Instructions for the task:
Of the entries that follow, how many lines hold the string "session"? Write the number and nothing more.

Study material:
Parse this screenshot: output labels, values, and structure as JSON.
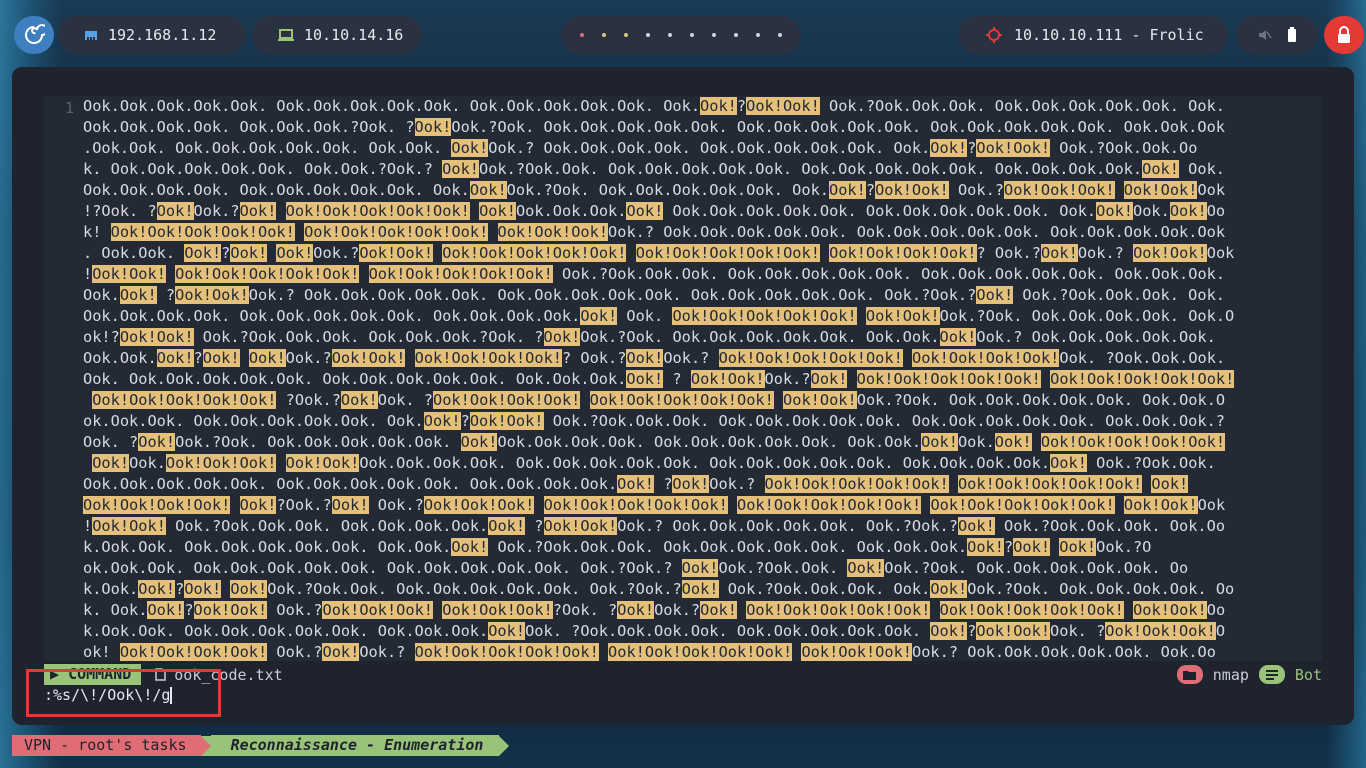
{
  "topbar": {
    "logo_icon": "debian-swirl-icon",
    "host_ip": "192.168.1.12",
    "host_icon": "ethernet-icon",
    "vpn_ip": "10.10.14.16",
    "vpn_icon": "laptop-icon",
    "workspace_dots": [
      "#e06c75",
      "#e5c07b",
      "#e5c07b",
      "#cfd5dc",
      "#cfd5dc",
      "#cfd5dc",
      "#cfd5dc",
      "#cfd5dc",
      "#cfd5dc",
      "#cfd5dc"
    ],
    "target": "10.10.10.111 - Frolic",
    "target_icon": "crosshair-icon",
    "mute_icon": "mute-icon",
    "battery_icon": "battery-icon",
    "lock_icon": "lock-icon"
  },
  "editor": {
    "line_number": "1",
    "lines": [
      "Ook.Ook.Ook.Ook.Ook. Ook.Ook.Ook.Ook.Ook. Ook.Ook.Ook.Ook.Ook. Ook.Ook!?Ook!Ook! Ook.?Ook.Ook.Ook. Ook.Ook.Ook.Ook.Ook. Ook.",
      "Ook.Ook.Ook.Ook. Ook.Ook.Ook.?Ook. ?Ook!Ook.?Ook. Ook.Ook.Ook.Ook.Ook. Ook.Ook.Ook.Ook.Ook. Ook.Ook.Ook.Ook.Ook. Ook.Ook.Ook",
      ".Ook.Ook. Ook.Ook.Ook.Ook.Ook. Ook.Ook. Ook!Ook.? Ook.Ook.Ook.Ook. Ook.Ook.Ook.Ook.Ook. Ook.Ook!?Ook!Ook! Ook.?Ook.Ook.Oo",
      "k. Ook.Ook.Ook.Ook.Ook. Ook.Ook.?Ook.? Ook!Ook.?Ook.Ook. Ook.Ook.Ook.Ook.Ook. Ook.Ook.Ook.Ook.Ook. Ook.Ook.Ook.Ook.Ook! Ook.",
      "Ook.Ook.Ook.Ook. Ook.Ook.Ook.Ook.Ook. Ook.Ook!Ook.?Ook. Ook.Ook.Ook.Ook.Ook. Ook.Ook!?Ook!Ook! Ook.?Ook!Ook!Ook! Ook!Ook!Ook",
      "!?Ook. ?Ook!Ook.?Ook! Ook!Ook!Ook!Ook!Ook! Ook!Ook.Ook.Ook.Ook! Ook.Ook.Ook.Ook.Ook. Ook.Ook.Ook.Ook.Ook. Ook.Ook!Ook.Ook!Oo",
      "k! Ook!Ook!Ook!Ook!Ook! Ook!Ook!Ook!Ook!Ook! Ook!Ook!Ook!Ook.? Ook.Ook.Ook.Ook.Ook. Ook.Ook.Ook.Ook.Ook. Ook.Ook.Ook.Ook.Ook",
      ". Ook.Ook. Ook!?Ook! Ook!Ook.?Ook!Ook! Ook!Ook!Ook!Ook!Ook! Ook!Ook!Ook!Ook!Ook! Ook!Ook!Ook!Ook!? Ook.?Ook!Ook.? Ook!Ook!Ook",
      "!Ook!Ook! Ook!Ook!Ook!Ook!Ook! Ook!Ook!Ook!Ook!Ook! Ook.?Ook.Ook.Ook. Ook.Ook.Ook.Ook.Ook. Ook.Ook.Ook.Ook.Ook. Ook.Ook.Ook.",
      "Ook.Ook! ?Ook!Ook!Ook.? Ook.Ook.Ook.Ook.Ook. Ook.Ook.Ook.Ook.Ook. Ook.Ook.Ook.Ook.Ook. Ook.?Ook.?Ook! Ook.?Ook.Ook.Ook. Ook.",
      "Ook.Ook.Ook.Ook. Ook.Ook.Ook.Ook.Ook. Ook.Ook.Ook.Ook.Ook! Ook. Ook!Ook!Ook!Ook!Ook! Ook!Ook!Ook.?Ook. Ook.Ook.Ook.Ook. Ook.O",
      "ok!?Ook!Ook! Ook.?Ook.Ook.Ook. Ook.Ook.Ook.?Ook. ?Ook!Ook.?Ook. Ook.Ook.Ook.Ook.Ook. Ook.Ook.Ook!Ook.? Ook.Ook.Ook.Ook.Ook.",
      "Ook.Ook.Ook!?Ook! Ook!Ook.?Ook!Ook! Ook!Ook!Ook!Ook!? Ook.?Ook!Ook.? Ook!Ook!Ook!Ook!Ook! Ook!Ook!Ook!Ook!Ook. ?Ook.Ook.Ook.",
      "Ook. Ook.Ook.Ook.Ook.Ook. Ook.Ook.Ook.Ook.Ook. Ook.Ook.Ook.Ook! ? Ook!Ook!Ook.?Ook! Ook!Ook!Ook!Ook!Ook! Ook!Ook!Ook!Ook!Ook!",
      " Ook!Ook!Ook!Ook!Ook! ?Ook.?Ook!Ook. ?Ook!Ook!Ook!Ook! Ook!Ook!Ook!Ook!Ook! Ook!Ook!Ook.?Ook. Ook.Ook.Ook.Ook.Ook. Ook.Ook.O",
      "ok.Ook.Ook. Ook.Ook.Ook.Ook.Ook. Ook.Ook!?Ook!Ook! Ook.?Ook.Ook.Ook. Ook.Ook.Ook.Ook.Ook. Ook.Ook.Ook.Ook.Ook. Ook.Ook.Ook.?",
      "Ook. ?Ook!Ook.?Ook. Ook.Ook.Ook.Ook.Ook. Ook!Ook.Ook.Ook.Ook. Ook.Ook.Ook.Ook.Ook. Ook.Ook.Ook!Ook.Ook! Ook!Ook!Ook!Ook!Ook!",
      " Ook!Ook.Ook!Ook!Ook! Ook!Ook!Ook.Ook.Ook.Ook. Ook.Ook.Ook.Ook.Ook. Ook.Ook.Ook.Ook.Ook. Ook.Ook.Ook.Ook.Ook! Ook.?Ook.Ook.",
      "Ook.Ook.Ook.Ook.Ook. Ook.Ook.Ook.Ook.Ook. Ook.Ook.Ook.Ook.Ook! ?Ook!Ook.? Ook!Ook!Ook!Ook!Ook! Ook!Ook!Ook!Ook!Ook! Ook!",
      "Ook!Ook!Ook!Ook! Ook!?Ook.?Ook! Ook.?Ook!Ook!Ook! Ook!Ook!Ook!Ook!Ook! Ook!Ook!Ook!Ook!Ook! Ook!Ook!Ook!Ook!Ook! Ook!Ook!Ook",
      "!Ook!Ook! Ook.?Ook.Ook.Ook. Ook.Ook.Ook.Ook.Ook! ?Ook!Ook!Ook.? Ook.Ook.Ook.Ook.Ook. Ook.?Ook.?Ook! Ook.?Ook.Ook.Ook. Ook.Oo",
      "k.Ook.Ook. Ook.Ook.Ook.Ook.Ook. Ook.Ook.Ook! Ook.?Ook.Ook.Ook. Ook.Ook.Ook.Ook.Ook. Ook.Ook.Ook.Ook!?Ook! Ook!Ook.?O",
      "ok.Ook.Ook. Ook.Ook.Ook.Ook.Ook. Ook.Ook.Ook.Ook.Ook. Ook.?Ook.? Ook!Ook.?Ook.Ook. Ook!Ook.?Ook. Ook.Ook.Ook.Ook.Ook. Oo",
      "k.Ook.Ook!?Ook! Ook!Ook.?Ook.Ook. Ook.Ook.Ook.Ook.Ook. Ook.?Ook.?Ook! Ook.?Ook.Ook.Ook. Ook.Ook!Ook.?Ook. Ook.Ook.Ook.Ook. Oo",
      "k. Ook.Ook!?Ook!Ook! Ook.?Ook!Ook!Ook! Ook!Ook!Ook!?Ook. ?Ook!Ook.?Ook! Ook!Ook!Ook!Ook!Ook! Ook!Ook!Ook!Ook!Ook! Ook!Ook!Oo",
      "k.Ook.Ook. Ook.Ook.Ook.Ook.Ook. Ook.Ook.Ook.Ook!Ook. ?Ook.Ook.Ook.Ook. Ook.Ook.Ook.Ook.Ook. Ook!?Ook!Ook!Ook. ?Ook!Ook!Ook!O",
      "ok! Ook!Ook!Ook!Ook! Ook.?Ook!Ook.? Ook!Ook!Ook!Ook!Ook! Ook!Ook!Ook!Ook!Ook! Ook!Ook!Ook!Ook.? Ook.Ook.Ook.Ook.Ook. Ook.Oo"
    ]
  },
  "status": {
    "mode_icon": "play-icon",
    "mode": "COMMAND",
    "file_icon": "file-icon",
    "filename": "ook_code.txt",
    "folder_icon": "folder-icon",
    "session": "nmap",
    "position_icon": "lines-icon",
    "position": "Bot"
  },
  "cmdline": {
    "text": ":%s/\\!/Ook\\!/g"
  },
  "tmux": {
    "session": "VPN - root's tasks",
    "window": "Reconnaissance - Enumeration"
  },
  "colors": {
    "highlight": "#e5c07b",
    "mode_green": "#98c379",
    "tmux_pink": "#e06c75",
    "annotation_red": "#e53935"
  }
}
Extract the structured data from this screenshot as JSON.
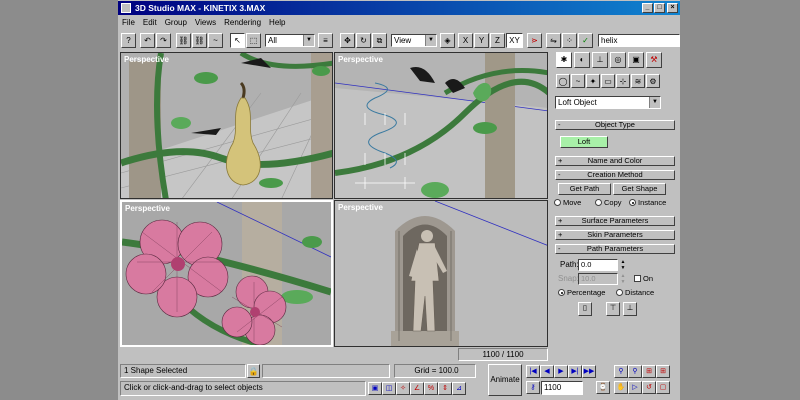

Response below:
2